### AIM OF THE EXERCISE
Please return the whole listing, character for character.
----
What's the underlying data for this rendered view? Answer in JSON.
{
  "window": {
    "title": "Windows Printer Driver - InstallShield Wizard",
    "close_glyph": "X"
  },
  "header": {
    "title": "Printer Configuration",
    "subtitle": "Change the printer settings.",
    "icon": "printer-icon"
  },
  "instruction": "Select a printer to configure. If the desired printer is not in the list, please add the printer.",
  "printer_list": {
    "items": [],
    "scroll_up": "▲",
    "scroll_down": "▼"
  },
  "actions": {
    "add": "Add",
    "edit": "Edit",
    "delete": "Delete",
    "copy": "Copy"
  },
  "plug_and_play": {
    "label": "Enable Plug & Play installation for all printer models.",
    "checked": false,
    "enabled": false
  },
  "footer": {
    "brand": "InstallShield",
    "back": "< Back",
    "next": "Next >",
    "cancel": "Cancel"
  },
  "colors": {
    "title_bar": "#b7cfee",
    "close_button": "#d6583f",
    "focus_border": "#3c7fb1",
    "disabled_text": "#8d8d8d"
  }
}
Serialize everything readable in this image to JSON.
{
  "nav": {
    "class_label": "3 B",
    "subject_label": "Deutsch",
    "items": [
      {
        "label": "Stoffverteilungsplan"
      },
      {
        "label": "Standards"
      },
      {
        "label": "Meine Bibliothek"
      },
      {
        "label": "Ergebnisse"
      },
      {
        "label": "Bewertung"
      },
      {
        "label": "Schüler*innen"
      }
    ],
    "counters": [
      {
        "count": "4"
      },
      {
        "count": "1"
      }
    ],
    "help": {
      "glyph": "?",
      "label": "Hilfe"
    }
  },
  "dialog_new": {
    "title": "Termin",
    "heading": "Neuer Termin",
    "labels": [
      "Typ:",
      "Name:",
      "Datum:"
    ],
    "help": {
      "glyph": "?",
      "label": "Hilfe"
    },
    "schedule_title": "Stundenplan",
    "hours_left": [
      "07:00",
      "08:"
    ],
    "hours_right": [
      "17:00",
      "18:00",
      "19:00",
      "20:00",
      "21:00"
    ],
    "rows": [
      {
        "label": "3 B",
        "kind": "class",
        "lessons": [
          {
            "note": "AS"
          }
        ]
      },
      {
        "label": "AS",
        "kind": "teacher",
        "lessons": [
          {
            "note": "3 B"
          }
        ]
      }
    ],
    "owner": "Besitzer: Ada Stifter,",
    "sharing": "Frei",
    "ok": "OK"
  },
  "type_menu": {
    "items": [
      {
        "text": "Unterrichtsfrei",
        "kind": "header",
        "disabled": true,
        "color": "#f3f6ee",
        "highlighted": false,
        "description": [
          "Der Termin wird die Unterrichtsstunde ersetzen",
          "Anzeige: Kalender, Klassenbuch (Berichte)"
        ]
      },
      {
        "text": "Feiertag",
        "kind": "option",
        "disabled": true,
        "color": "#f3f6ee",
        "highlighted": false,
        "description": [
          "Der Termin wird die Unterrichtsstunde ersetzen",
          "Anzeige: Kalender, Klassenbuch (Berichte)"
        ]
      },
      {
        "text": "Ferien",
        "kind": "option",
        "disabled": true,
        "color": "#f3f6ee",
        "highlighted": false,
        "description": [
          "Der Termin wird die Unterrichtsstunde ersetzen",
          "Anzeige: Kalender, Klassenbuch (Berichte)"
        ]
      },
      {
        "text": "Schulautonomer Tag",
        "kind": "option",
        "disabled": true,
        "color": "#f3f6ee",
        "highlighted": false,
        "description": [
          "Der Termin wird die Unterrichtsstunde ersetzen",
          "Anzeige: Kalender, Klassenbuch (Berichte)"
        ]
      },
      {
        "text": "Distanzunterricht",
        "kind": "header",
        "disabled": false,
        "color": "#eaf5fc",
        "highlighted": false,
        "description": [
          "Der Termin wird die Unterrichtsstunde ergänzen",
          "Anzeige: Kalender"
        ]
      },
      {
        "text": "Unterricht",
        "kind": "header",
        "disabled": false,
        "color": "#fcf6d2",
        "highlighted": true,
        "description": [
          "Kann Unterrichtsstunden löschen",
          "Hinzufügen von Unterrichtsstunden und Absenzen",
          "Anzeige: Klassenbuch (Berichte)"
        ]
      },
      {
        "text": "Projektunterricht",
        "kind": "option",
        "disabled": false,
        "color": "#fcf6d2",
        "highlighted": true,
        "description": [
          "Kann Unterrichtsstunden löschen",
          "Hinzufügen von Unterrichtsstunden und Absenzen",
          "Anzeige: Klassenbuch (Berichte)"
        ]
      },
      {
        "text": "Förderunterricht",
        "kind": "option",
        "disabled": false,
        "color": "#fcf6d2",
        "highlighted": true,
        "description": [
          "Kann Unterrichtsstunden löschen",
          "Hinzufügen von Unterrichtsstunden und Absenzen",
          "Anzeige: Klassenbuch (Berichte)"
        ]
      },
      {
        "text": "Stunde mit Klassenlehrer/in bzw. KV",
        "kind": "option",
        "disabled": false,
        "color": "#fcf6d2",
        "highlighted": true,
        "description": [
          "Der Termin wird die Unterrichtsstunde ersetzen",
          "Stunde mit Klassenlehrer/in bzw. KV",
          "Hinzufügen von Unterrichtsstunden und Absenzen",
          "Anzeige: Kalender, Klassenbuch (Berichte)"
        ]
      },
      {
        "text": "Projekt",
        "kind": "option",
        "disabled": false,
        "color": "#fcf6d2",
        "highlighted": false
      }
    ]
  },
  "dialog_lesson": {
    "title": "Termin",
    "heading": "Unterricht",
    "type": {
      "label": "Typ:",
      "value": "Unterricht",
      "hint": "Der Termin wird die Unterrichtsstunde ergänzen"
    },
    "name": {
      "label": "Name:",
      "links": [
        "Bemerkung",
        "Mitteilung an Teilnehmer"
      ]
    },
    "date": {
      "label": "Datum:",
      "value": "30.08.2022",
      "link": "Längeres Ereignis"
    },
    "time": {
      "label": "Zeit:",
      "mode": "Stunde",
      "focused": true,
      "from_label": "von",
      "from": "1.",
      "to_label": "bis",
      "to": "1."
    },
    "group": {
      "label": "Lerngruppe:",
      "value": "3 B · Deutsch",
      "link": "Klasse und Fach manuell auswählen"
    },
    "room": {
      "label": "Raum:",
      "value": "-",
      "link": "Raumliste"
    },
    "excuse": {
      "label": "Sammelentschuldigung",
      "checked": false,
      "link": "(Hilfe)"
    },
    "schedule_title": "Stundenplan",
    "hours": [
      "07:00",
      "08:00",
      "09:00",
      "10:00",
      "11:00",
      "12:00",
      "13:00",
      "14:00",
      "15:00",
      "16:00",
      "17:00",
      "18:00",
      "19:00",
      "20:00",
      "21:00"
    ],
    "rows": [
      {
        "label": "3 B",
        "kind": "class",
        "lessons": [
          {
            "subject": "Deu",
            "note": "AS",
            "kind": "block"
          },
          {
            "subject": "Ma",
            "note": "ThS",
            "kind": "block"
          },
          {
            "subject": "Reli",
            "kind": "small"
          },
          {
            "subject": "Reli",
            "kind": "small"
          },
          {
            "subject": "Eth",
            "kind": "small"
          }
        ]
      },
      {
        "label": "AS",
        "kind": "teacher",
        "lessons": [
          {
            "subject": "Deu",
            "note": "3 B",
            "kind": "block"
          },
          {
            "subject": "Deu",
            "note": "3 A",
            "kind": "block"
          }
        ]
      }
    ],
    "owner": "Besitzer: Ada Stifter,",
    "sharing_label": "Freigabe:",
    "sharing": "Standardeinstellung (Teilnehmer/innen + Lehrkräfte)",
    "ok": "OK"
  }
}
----
### EXPECTED OUTPUT
What's the underlying data for this rendered view? Answer in JSON.
{
  "window": {
    "title": "Windows Printer Driver - InstallShield Wizard",
    "close_glyph": "X"
  },
  "header": {
    "title": "Printer Configuration",
    "subtitle": "Change the printer settings.",
    "icon": "printer-icon"
  },
  "instruction": "Select a printer to configure. If the desired printer is not in the list, please add the printer.",
  "printer_list": {
    "items": [],
    "scroll_up": "▲",
    "scroll_down": "▼"
  },
  "actions": {
    "add": "Add",
    "edit": "Edit",
    "delete": "Delete",
    "copy": "Copy"
  },
  "plug_and_play": {
    "label": "Enable Plug & Play installation for all printer models.",
    "checked": false,
    "enabled": false
  },
  "footer": {
    "brand": "InstallShield",
    "back": "< Back",
    "next": "Next >",
    "cancel": "Cancel"
  },
  "colors": {
    "title_bar": "#b7cfee",
    "close_button": "#d6583f",
    "focus_border": "#3c7fb1",
    "disabled_text": "#8d8d8d"
  }
}
Serialize everything readable in this image to JSON.
{
  "nav": {
    "class_label": "3 B",
    "subject_label": "Deutsch",
    "items": [
      {
        "label": "Stoffverteilungsplan"
      },
      {
        "label": "Standards"
      },
      {
        "label": "Meine Bibliothek"
      },
      {
        "label": "Ergebnisse"
      },
      {
        "label": "Bewertung"
      },
      {
        "label": "Schüler*innen"
      }
    ],
    "counters": [
      {
        "count": "4"
      },
      {
        "count": "1"
      }
    ],
    "help": {
      "glyph": "?",
      "label": "Hilfe"
    }
  },
  "dialog_new": {
    "title": "Termin",
    "heading": "Neuer Termin",
    "labels": [
      "Typ:",
      "Name:",
      "Datum:"
    ],
    "help": {
      "glyph": "?",
      "label": "Hilfe"
    },
    "schedule_title": "Stundenplan",
    "hours_left": [
      "07:00",
      "08:"
    ],
    "hours_right": [
      "17:00",
      "18:00",
      "19:00",
      "20:00",
      "21:00"
    ],
    "rows": [
      {
        "label": "3 B",
        "kind": "class",
        "lessons": [
          {
            "note": "AS"
          }
        ]
      },
      {
        "label": "AS",
        "kind": "teacher",
        "lessons": [
          {
            "note": "3 B"
          }
        ]
      }
    ],
    "owner": "Besitzer: Ada Stifter,",
    "sharing": "Frei",
    "ok": "OK"
  },
  "type_menu": {
    "items": [
      {
        "text": "Unterrichtsfrei",
        "kind": "header",
        "disabled": true,
        "color": "#f3f6ee",
        "highlighted": false,
        "description": [
          "Der Termin wird die Unterrichtsstunde ersetzen",
          "Anzeige: Kalender, Klassenbuch (Berichte)"
        ]
      },
      {
        "text": "Feiertag",
        "kind": "option",
        "disabled": true,
        "color": "#f3f6ee",
        "highlighted": false,
        "description": [
          "Der Termin wird die Unterrichtsstunde ersetzen",
          "Anzeige: Kalender, Klassenbuch (Berichte)"
        ]
      },
      {
        "text": "Ferien",
        "kind": "option",
        "disabled": true,
        "color": "#f3f6ee",
        "highlighted": false,
        "description": [
          "Der Termin wird die Unterrichtsstunde ersetzen",
          "Anzeige: Kalender, Klassenbuch (Berichte)"
        ]
      },
      {
        "text": "Schulautonomer Tag",
        "kind": "option",
        "disabled": true,
        "color": "#f3f6ee",
        "highlighted": false,
        "description": [
          "Der Termin wird die Unterrichtsstunde ersetzen",
          "Anzeige: Kalender, Klassenbuch (Berichte)"
        ]
      },
      {
        "text": "Distanzunterricht",
        "kind": "header",
        "disabled": false,
        "color": "#eaf5fc",
        "highlighted": false,
        "description": [
          "Der Termin wird die Unterrichtsstunde ergänzen",
          "Anzeige: Kalender"
        ]
      },
      {
        "text": "Unterricht",
        "kind": "header",
        "disabled": false,
        "color": "#fcf6d2",
        "highlighted": true,
        "description": [
          "Kann Unterrichtsstunden löschen",
          "Hinzufügen von Unterrichtsstunden und Absenzen",
          "Anzeige: Klassenbuch (Berichte)"
        ]
      },
      {
        "text": "Projektunterricht",
        "kind": "option",
        "disabled": false,
        "color": "#fcf6d2",
        "highlighted": true,
        "description": [
          "Kann Unterrichtsstunden löschen",
          "Hinzufügen von Unterrichtsstunden und Absenzen",
          "Anzeige: Klassenbuch (Berichte)"
        ]
      },
      {
        "text": "Förderunterricht",
        "kind": "option",
        "disabled": false,
        "color": "#fcf6d2",
        "highlighted": true,
        "description": [
          "Kann Unterrichtsstunden löschen",
          "Hinzufügen von Unterrichtsstunden und Absenzen",
          "Anzeige: Klassenbuch (Berichte)"
        ]
      },
      {
        "text": "Stunde mit Klassenlehrer/in bzw. KV",
        "kind": "option",
        "disabled": false,
        "color": "#fcf6d2",
        "highlighted": true,
        "description": [
          "Der Termin wird die Unterrichtsstunde ersetzen",
          "Stunde mit Klassenlehrer/in bzw. KV",
          "Hinzufügen von Unterrichtsstunden und Absenzen",
          "Anzeige: Kalender, Klassenbuch (Berichte)"
        ]
      },
      {
        "text": "Projekt",
        "kind": "option",
        "disabled": false,
        "color": "#fcf6d2",
        "highlighted": false
      }
    ]
  },
  "dialog_lesson": {
    "title": "Termin",
    "heading": "Unterricht",
    "type": {
      "label": "Typ:",
      "value": "Unterricht",
      "hint": "Der Termin wird die Unterrichtsstunde ergänzen"
    },
    "name": {
      "label": "Name:",
      "links": [
        "Bemerkung",
        "Mitteilung an Teilnehmer"
      ]
    },
    "date": {
      "label": "Datum:",
      "value": "30.08.2022",
      "link": "Längeres Ereignis"
    },
    "time": {
      "label": "Zeit:",
      "mode": "Stunde",
      "focused": true,
      "from_label": "von",
      "from": "1.",
      "to_label": "bis",
      "to": "1."
    },
    "group": {
      "label": "Lerngruppe:",
      "value": "3 B · Deutsch",
      "link": "Klasse und Fach manuell auswählen"
    },
    "room": {
      "label": "Raum:",
      "value": "-",
      "link": "Raumliste"
    },
    "excuse": {
      "label": "Sammelentschuldigung",
      "checked": false,
      "link": "(Hilfe)"
    },
    "schedule_title": "Stundenplan",
    "hours": [
      "07:00",
      "08:00",
      "09:00",
      "10:00",
      "11:00",
      "12:00",
      "13:00",
      "14:00",
      "15:00",
      "16:00",
      "17:00",
      "18:00",
      "19:00",
      "20:00",
      "21:00"
    ],
    "rows": [
      {
        "label": "3 B",
        "kind": "class",
        "lessons": [
          {
            "subject": "Deu",
            "note": "AS",
            "kind": "block"
          },
          {
            "subject": "Ma",
            "note": "ThS",
            "kind": "block"
          },
          {
            "subject": "Reli",
            "kind": "small"
          },
          {
            "subject": "Reli",
            "kind": "small"
          },
          {
            "subject": "Eth",
            "kind": "small"
          }
        ]
      },
      {
        "label": "AS",
        "kind": "teacher",
        "lessons": [
          {
            "subject": "Deu",
            "note": "3 B",
            "kind": "block"
          },
          {
            "subject": "Deu",
            "note": "3 A",
            "kind": "block"
          }
        ]
      }
    ],
    "owner": "Besitzer: Ada Stifter,",
    "sharing_label": "Freigabe:",
    "sharing": "Standardeinstellung (Teilnehmer/innen + Lehrkräfte)",
    "ok": "OK"
  }
}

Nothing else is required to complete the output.